Photo:// Sam Hull

Undiscovered Locations: Nicaragua

Share on FacebookTweet about this on TwitterPin on PinterestShare on Tumblr

Nicaragua is a wonderful country to visit if you want sun, sea – and copious amounts of dust or mud, depending on the season! The locals call it the “land of lakes and volcanoes”, which pretty much speaks for itself. But Nicaragua also has thousands of miles of Pacific and Caribbean coastline, much of it barely accessable, a trait which in my mind makes it all the more attractive. You get the full beach experience, without the throngs of the Mediterranean. In the spirit of fairness, however, it could also be said that Nicaragua lacks infrastructure.

The locals call it the “land of lakes and volcanoes”, which pretty much speaks for itself…

On the Southern Pacific coast, only an hour or so away from Lake Cocibolca, lies the popular beach town of San Juan del Sur. It’s possibly the top holiday destination in the whole country, but despite this it is largely empty for most of the year. It has pool crawls, bars, ocean-front clubs – the works. Its alive, in a very comfortable sort of way.

Although San Juan fantastic in itself, my favourite place is a little way away. If you head further along the coastline, there are several other beaches. A well-known one is Playa Blanca, which can only be accessed by sea. There is Playa Madera, a surf destination. And then, just off from some humble houses and a ramshackle restaurant, there’s Playa Majagual. The parking is difficult, with there being only room for three to five cars in the area nearest the beach. The land adjacent to Majagual itself was bought up for private housing, although thankfully, the little sliver of a trail continues to provide public access.

Depending on the time of year, you’re presented by a wildly different landscape…

You walk out onto the clear sand, and depending on the time of year, you’re presented by a wildly different landscape.
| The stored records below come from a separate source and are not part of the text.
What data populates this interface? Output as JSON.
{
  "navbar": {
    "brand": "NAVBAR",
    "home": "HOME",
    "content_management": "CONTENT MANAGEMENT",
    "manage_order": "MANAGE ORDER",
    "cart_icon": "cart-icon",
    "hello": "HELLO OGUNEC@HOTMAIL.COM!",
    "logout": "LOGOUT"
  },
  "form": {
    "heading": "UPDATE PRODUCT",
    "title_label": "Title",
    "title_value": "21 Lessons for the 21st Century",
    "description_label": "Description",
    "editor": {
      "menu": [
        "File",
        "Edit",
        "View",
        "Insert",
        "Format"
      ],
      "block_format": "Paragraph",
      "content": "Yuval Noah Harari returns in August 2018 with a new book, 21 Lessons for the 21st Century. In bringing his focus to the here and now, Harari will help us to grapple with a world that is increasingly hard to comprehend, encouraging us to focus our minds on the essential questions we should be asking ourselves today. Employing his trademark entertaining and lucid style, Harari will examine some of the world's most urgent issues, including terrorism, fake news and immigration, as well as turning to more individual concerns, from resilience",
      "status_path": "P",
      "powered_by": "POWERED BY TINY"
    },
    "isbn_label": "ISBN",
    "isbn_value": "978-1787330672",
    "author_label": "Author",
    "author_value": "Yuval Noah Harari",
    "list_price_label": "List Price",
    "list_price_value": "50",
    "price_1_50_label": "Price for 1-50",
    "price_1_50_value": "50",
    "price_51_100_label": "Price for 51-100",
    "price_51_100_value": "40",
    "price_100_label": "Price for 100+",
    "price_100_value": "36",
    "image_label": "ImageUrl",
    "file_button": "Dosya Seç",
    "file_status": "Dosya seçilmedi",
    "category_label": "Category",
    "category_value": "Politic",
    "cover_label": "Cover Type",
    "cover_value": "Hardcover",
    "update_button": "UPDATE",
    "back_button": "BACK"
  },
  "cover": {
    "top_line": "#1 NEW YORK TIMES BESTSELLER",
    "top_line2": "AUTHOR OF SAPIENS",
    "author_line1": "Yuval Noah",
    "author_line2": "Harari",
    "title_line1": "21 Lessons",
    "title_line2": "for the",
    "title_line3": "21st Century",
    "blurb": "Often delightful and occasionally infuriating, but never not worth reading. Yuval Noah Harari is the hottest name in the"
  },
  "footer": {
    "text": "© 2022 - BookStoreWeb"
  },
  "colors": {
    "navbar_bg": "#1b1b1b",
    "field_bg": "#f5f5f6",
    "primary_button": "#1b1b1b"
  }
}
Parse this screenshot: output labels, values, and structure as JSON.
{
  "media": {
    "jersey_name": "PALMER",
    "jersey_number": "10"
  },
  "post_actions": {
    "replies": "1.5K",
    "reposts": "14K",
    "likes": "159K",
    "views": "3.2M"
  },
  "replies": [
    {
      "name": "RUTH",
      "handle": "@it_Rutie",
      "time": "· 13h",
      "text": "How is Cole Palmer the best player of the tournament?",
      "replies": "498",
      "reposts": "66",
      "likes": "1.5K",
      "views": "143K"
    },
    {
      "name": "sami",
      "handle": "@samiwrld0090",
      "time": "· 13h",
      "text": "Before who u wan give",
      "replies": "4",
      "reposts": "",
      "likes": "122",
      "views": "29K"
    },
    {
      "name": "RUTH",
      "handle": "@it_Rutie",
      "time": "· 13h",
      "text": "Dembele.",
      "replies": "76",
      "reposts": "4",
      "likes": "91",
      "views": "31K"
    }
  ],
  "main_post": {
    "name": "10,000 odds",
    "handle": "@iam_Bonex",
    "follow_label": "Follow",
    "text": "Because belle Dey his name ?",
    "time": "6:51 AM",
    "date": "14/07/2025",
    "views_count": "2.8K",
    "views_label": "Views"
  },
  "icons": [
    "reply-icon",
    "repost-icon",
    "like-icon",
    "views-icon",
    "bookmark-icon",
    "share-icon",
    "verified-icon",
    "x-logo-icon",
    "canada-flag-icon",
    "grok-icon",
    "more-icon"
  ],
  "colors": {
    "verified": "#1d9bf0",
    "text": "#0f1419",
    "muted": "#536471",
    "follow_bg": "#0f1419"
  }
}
If it’s the rainy season, you’re welcomed by luxuriant greenery and plentiful shade. Upon the sharp terrain of the cove, shrubs and trees grow wild. If you happen on the dry season, the beach is bare, much like the small cliffs that surround it. There are no bars on the sand, no anything, really. There’s one small wooden parasol with a thatched roof by the gate to the private property, but it hardly provides any shade at all.

Honestly, I can’t wait to go back…

Most times, you’ll find yourself alone on the beach except for any company you may have brought with you. The waves are never powerful enough for surfing, but for those who enjoy sunbathing and frolicking, you’d struggle to find a better place. The sun beats down, but there’s always a few trees to provide shade, and the beach is big enough to go for a walk. The water is always warm and clean. Honestly, I can’t wait to go back.

Related Posts

Share on FacebookTweet about this on TwitterPin on PinterestShare on Tumblr

Comments (1)

  • Jason Everhart

    There is a small restraunt/bar(great food) shaded by a palapa on Majagual beach and a parking area that cost less than two dollars for the day. I live in one of the humble houses!

Leave a Reply

Your email address will not be published. Required fields are marked *